September 25, 2008

Our President read a speech to the nation tonite, and it wasn’t pretty.  There wasn’t passion, there wasn’t excitement.  There WAS fear – fear his lasting legacy will be economic ruin of the whole country and having the Repubican party crushed in the Presidential and Congressional elections a few weeks from now. Read the rest of this entry »

Palin’s acceptance speech – my notes

September 3, 2008

Sarah Palin, the firestorm that’s taking this country by storm, spoke loudly and clearly Wednesday night, and the Democrats (and the media) don’t know what to do about it.

In the words of Mike Huckabee, the elite media has managed to do what we thought could not be done:  to unify the Republican party.  They shouldn’t have picked on this lady.

Sarah Palin herself says that same media had just one year ago had written McCain off as having failed in his effort to win the nomination.  They didn’t know John McCain – he’s a fighter.  “As as the mother of one of those troops, that’s exactly the kind of man I want as Commander in Chief.”  She’s proud of “all the fine men and women serving the country in uniform.”

And thus began the speech that defined the next Vice President of the USA:

Read the rest of this entry »

Change to what?

July 31, 2008

I got an email from Mike Huckabee today.
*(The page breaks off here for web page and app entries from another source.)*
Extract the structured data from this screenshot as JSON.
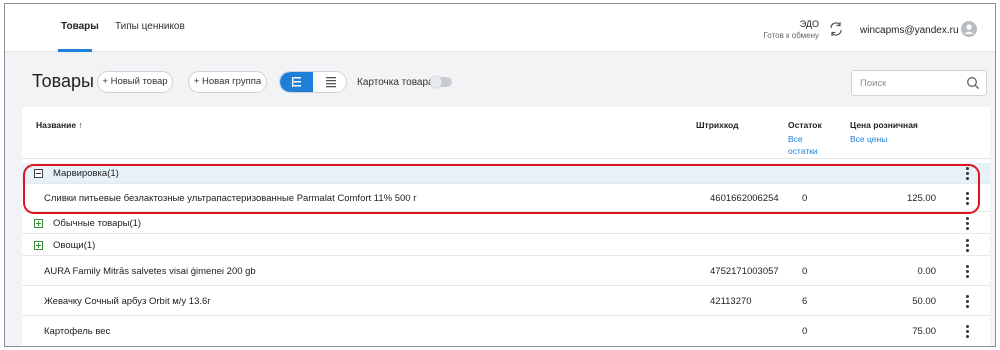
{
  "nav": {
    "tabs": [
      {
        "label": "Товары",
        "active": true
      },
      {
        "label": "Типы ценников",
        "active": false
      }
    ],
    "edo_title": "ЭДО",
    "edo_status": "Готов к обмену",
    "user_email": "wincapms@yandex.ru"
  },
  "toolbar": {
    "title": "Товары",
    "new_product": "+ Новый товар",
    "new_group": "+ Новая группа",
    "card_label": "Карточка товара",
    "card_toggle_on": false,
    "search_placeholder": "Поиск"
  },
  "table": {
    "columns": {
      "name": "Название ↑",
      "barcode": "Штрихкод",
      "stock": "Остаток",
      "stock_link": "Все остатки",
      "price": "Цена розничная",
      "price_link": "Все цены"
    },
    "rows": [
      {
        "kind": "group",
        "label": "Марвировка(1)",
        "expanded": true
      },
      {
        "kind": "item",
        "name": "Сливки питьевые безлактозные ультрапастеризованные Parmalat Comfort 11% 500 г",
        "barcode": "4601662006254",
        "stock": "0",
        "price": "125.00"
      },
      {
        "kind": "group",
        "label": "Обычные товары(1)",
        "expanded": false
      },
      {
        "kind": "group",
        "label": "Овощи(1)",
        "expanded": false
      },
      {
        "kind": "item",
        "name": "AURA Family Mitrās salvetes visai ģimenei 200 gb",
        "barcode": "4752171003057",
        "stock": "0",
        "price": "0.00"
      },
      {
        "kind": "item",
        "name": "Жевачку Сочный арбуз Orbit м/у 13.6г",
        "barcode": "42113270",
        "stock": "6",
        "price": "50.00"
      },
      {
        "kind": "item",
        "name": "Картофель вес",
        "barcode": "",
        "stock": "0",
        "price": "75.00"
      }
    ]
  },
  "colors": {
    "accent": "#1e7fd9",
    "highlight_row": "#e7f1f8",
    "annotation": "#e0141c"
  }
}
It poses an interesting question: If Barack Obama is the “change” candidate, what is he changing from, and to? Does he have an agenda, or just a tagline?

Here’s the message:

“Someone asked me recently to describe Barack Obama’s Agenda. The question caught me off guard, because if you think about it, he’s been running as the “change candidate” and yet no one I know understands what change he is aiming for. His Agenda remains shrouded in mystery. For instance, gasoline prices are at historic highs and yet he hasn’t articulated a plan of action to help American families.

“What we do know about Barack Obama’s agenda, is that he favors higher taxes, supports abortion, believes the federal government should be bigger and has embraced a foreign policy that would make Jane Fonda proud. We also know he was rated by National Journal as the most liberal Senator because of his voting record. According to their ranking, even Bernie Sanders, Vermont’s Socialist Senator, isn’t as liberal as Barack Obama. No kidding.”

So who has an answer for Mike? Does Obama have an agenda that makes sense?

Draft Mike Campaign

July 29, 2008

There are a number of Huckabee supporters mounting a number of campaigns to get him selected for Vice President.  I admire their dedication, but it’s a lot of heat for not much light.

Mike Huckabee was the great hope for evangelical conservatives, the only one really speaking the language.  Othersm like Guillani and Romney at the beginning of the campaign, were far too liberal on social issues to ever get more than a token support.  Huckabee had lived the Baptist ethos for so long it came out in everything he said.  He was unapologetically Christian (not just attending a few services when the media was around) without needing to give an altar call at the end of each speech.

Trouble is, our culture has become secular, and the news media even more so, almost anti-Christian.  So Huckabee could not get the media attention he needed – even got left off the official League of Women Voters’ Candidate Guides in Texas and Ohio!  It’s amazing he did as well as he did.

What made the campaign successful was an army of fanatical volunteers.  Needing signatures to get Huckabee on the Virginia ballot, he got over 15,000 signatures in less than 3 weeks with only one paid staffer in the state.

Now those volunteers want to pressure McCain into picking Huckabee to be Vice President.  They’re circulating a petition that quotes an article from People for the American Way, and asked me to participate.

I can’t join the list.  McCain/Huckabee isn’t likely to sway the sheep voting for Obama and just about anyone else (except Hillary).  A failure in the polls puts too much pressure to find someone else.

I’m putting my support behind JC Watts, if he’d accept. JC Watts has the credentials to counter McCain’s negatives and Obama’s positives.  Younger, eloquent, and black (two black parents), he has been a football star, a Congressman, a Baptist Youth Pastor, and is a businessman with strong family ties.  Anything Obama offers, he offers more, better.

If you want to write McCain about a VP candidate, ask him to ask Watts.  I did.